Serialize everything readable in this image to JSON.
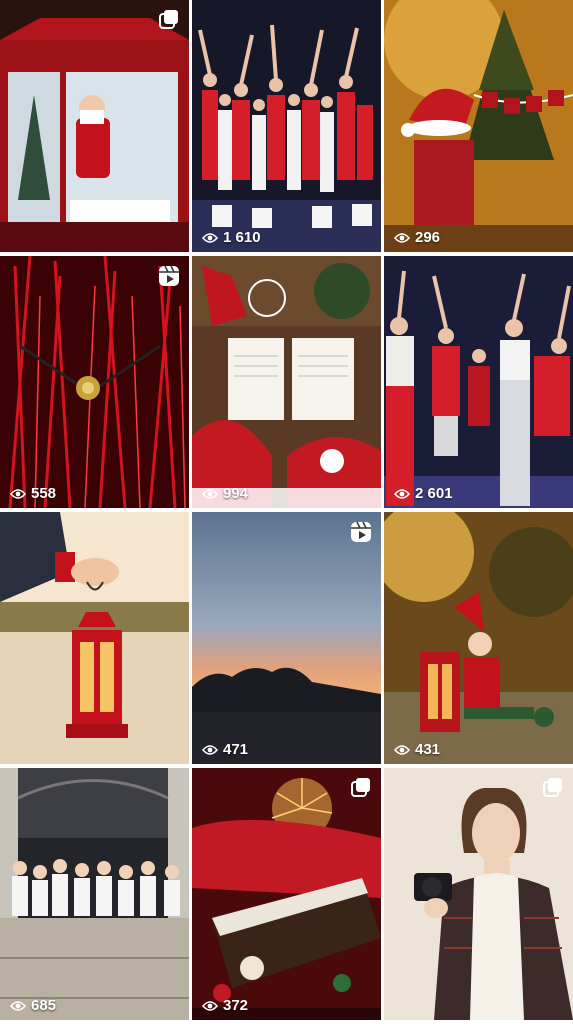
{
  "feed": {
    "tiles": [
      {
        "subject": "Red lantern with Santa figure inside",
        "type": "carousel",
        "views": ""
      },
      {
        "subject": "Dance troupe in red and white",
        "type": "none",
        "views": "1 610"
      },
      {
        "subject": "Child in Santa hat with Merry Christmas garland",
        "type": "none",
        "views": "296"
      },
      {
        "subject": "Red lit reeds with golden snitch",
        "type": "reel",
        "views": "558"
      },
      {
        "subject": "Letters to Santa flat lay",
        "type": "none",
        "views": "994"
      },
      {
        "subject": "Dancers in red costumes",
        "type": "none",
        "views": "2 601"
      },
      {
        "subject": "Hand holding red lantern by lake",
        "type": "none",
        "views": ""
      },
      {
        "subject": "Sunset sky over tree line",
        "type": "reel",
        "views": "471"
      },
      {
        "subject": "Elf figure next to red lantern",
        "type": "none",
        "views": "431"
      },
      {
        "subject": "Group of women on a balcony",
        "type": "none",
        "views": "685"
      },
      {
        "subject": "Christmas log cake with sparkler",
        "type": "carousel",
        "views": "372"
      },
      {
        "subject": "Woman holding camera",
        "type": "carousel",
        "views": ""
      }
    ]
  },
  "colors": {
    "overlay_text": "#ffffff",
    "background": "#ffffff"
  }
}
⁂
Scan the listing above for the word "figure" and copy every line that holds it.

Answer section.
        "subject": "Red lantern with Santa figure inside",
        "subject": "Elf figure next to red lantern",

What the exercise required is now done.